“So why don’t we just write a search warrant,” the officer wearing the body camera says to Payne.
“They don’t have PC,” Payne responds, using the abbreviation for probable cause, which police must have to get a warrant for search and seizure. He adds that he plans to arrest the nurse if she doesn’t allow him to draw blood. “I’ve never gone this far,” he says.
The detective didn’t have a warrant, first off. And the patient wasn’t conscious, so he couldn’t give consent. Without that, the detective was barred from collecting blood samples — not just by hospital policy, but by basic constitutional law.
Still, Detective Jeff Payne insisted that he be let in to take the blood, saying the nurse would be arrested and charged if she refused.
After several minutes, Wubbels shows Payne and the other officer a printout of the hospital’s policy on obtaining blood samples from patients. With her supervisor on speakerphone, she calmly tells them they can’t proceed unless they have a warrant or patient consent, or if the patient is under arrest.
“The patient can’t consent, he’s told me repeatedly that he doesn’t have a warrant, and the patient is not under arrest,” she says. “So I’m just trying to do what I’m supposed to do, that’s all.”
“So I take it without those in place, I’m not going to get blood,” Payne says.
Wubbels’s supervisor chimes in on the speakerphone. “Why are you blaming the messenger,” he asks Payne.
“She’s the one that has told me no,” the officer responds.
“Sir, you’re making a huge mistake because you’re threatening a nurse,” Wubbels’s supervisor says over the phone.
At that point, Payne seems to lose it.
He paces toward the nurse and tries to swat the phone out of her hand. “We’re done here,” he yells. He grabs Wubbels by the arms and shoves her through the automatic doors outside the building.
Wubbels screams. “Help! Help me! Stop! You’re assaulting me! Stop! I’ve done nothing wrong! This is crazy!”
Payne presses her into a wall, pulls her arms behind her back and handcuffs her.
Two hospital officials tell him to stop, that she’s doing her job, but he ignores them.

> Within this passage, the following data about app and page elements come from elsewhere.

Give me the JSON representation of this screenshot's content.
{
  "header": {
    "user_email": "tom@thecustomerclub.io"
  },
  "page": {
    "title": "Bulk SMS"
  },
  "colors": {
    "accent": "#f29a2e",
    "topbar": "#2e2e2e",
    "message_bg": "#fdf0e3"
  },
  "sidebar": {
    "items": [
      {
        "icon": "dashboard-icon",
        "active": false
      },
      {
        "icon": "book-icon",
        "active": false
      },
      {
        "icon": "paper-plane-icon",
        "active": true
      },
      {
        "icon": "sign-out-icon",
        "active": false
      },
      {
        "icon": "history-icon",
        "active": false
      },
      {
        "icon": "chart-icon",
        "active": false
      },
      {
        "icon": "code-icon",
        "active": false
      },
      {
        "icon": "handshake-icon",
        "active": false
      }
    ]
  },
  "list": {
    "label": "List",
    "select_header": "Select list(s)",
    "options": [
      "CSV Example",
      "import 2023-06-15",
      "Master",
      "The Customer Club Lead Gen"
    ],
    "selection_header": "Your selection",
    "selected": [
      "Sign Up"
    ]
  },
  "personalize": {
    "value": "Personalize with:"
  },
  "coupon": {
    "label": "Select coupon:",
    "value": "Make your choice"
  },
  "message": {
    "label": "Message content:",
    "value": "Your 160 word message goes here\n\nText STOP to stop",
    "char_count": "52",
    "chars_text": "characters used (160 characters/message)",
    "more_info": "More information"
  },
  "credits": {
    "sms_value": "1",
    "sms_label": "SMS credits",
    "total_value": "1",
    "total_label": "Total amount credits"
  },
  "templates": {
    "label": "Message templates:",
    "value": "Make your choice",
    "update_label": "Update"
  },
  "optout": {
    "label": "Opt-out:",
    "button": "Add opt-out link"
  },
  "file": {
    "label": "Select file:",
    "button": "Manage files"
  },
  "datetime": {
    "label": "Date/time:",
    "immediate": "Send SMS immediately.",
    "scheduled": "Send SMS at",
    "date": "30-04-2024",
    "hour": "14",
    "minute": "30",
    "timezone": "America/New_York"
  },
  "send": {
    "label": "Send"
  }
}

“I can’t believe this! What is happening?” Wubbels says through tears as the detective straps her into the front seat of his car.

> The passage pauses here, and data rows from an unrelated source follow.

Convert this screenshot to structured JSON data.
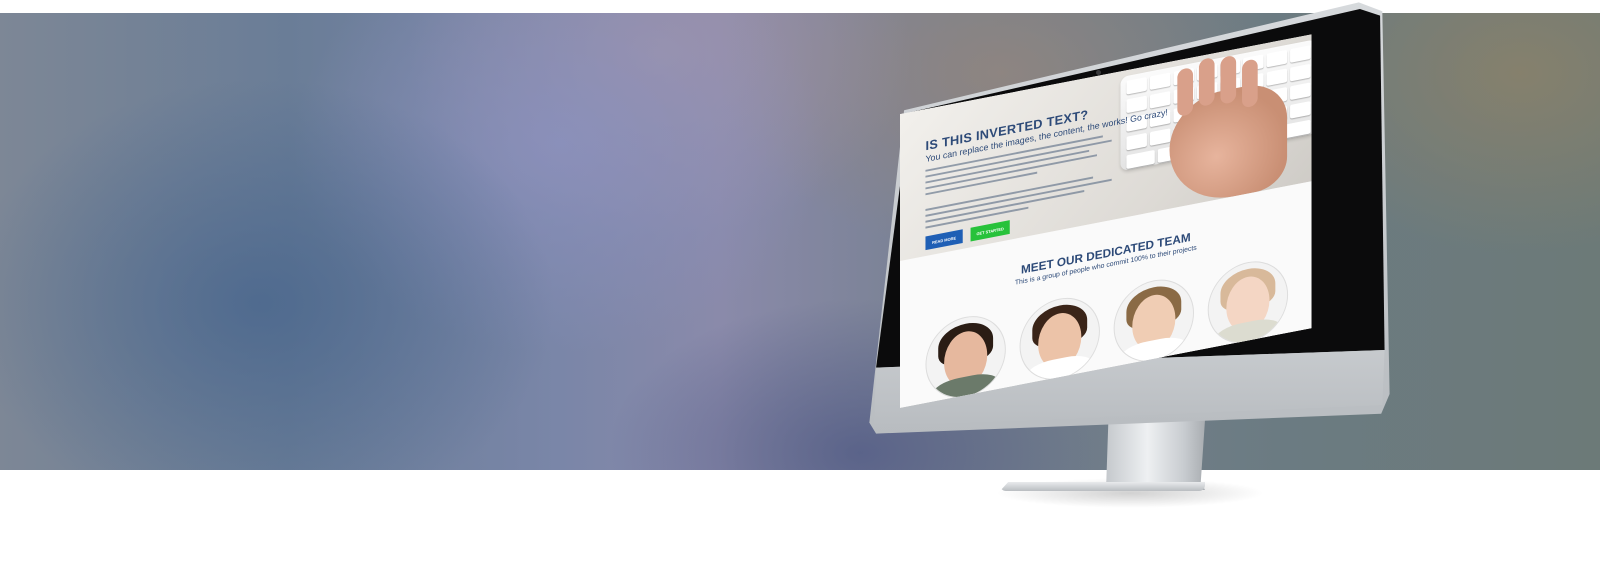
{
  "screen": {
    "hero_title": "IS THIS INVERTED TEXT?",
    "hero_subtitle": "You can replace the images, the content, the works! Go crazy!",
    "read_more_label": "READ MORE",
    "get_started_label": "GET STARTED",
    "team_title": "MEET OUR DEDICATED TEAM",
    "team_subtitle": "This is a group of people who commit 100% to their projects"
  },
  "team_members": [
    {
      "skin": "#e6b89e",
      "hair": "#2a1c14",
      "shirt": "#6b7a6a"
    },
    {
      "skin": "#ecc3a8",
      "hair": "#3a2418",
      "shirt": "#ffffff"
    },
    {
      "skin": "#f0cdb4",
      "hair": "#8a6a45",
      "shirt": "#ffffff"
    },
    {
      "skin": "#f4d6c4",
      "hair": "#d8b99a",
      "shirt": "#dcdcd0"
    }
  ],
  "colors": {
    "heading": "#2d4a78",
    "read_more_button": "#1f5fb5",
    "get_started_button": "#27c23a"
  },
  "icons": [
    "camera-icon"
  ]
}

Another officer arrives and tells her she should have allowed Payne to collect the samples he asked for. He says she obstructed justice and prevented Payne from doing his job.
“I’m also obligated to my patients,” she tells the officer. “It’s not up to me.”
Salt Lake County District Attorney Sim Gill said he wanted a criminal investigation into the incident. Salt Lake Mayor Jackie Biskupski apologized to the nurse in a statement “I extend a personal apology to Ms. Wubbels for what she has been through for simply doing her job.”
The officer is now on paid leave.
For now, Wubbels is not taking any legal action against police. But she’s not ruling it out.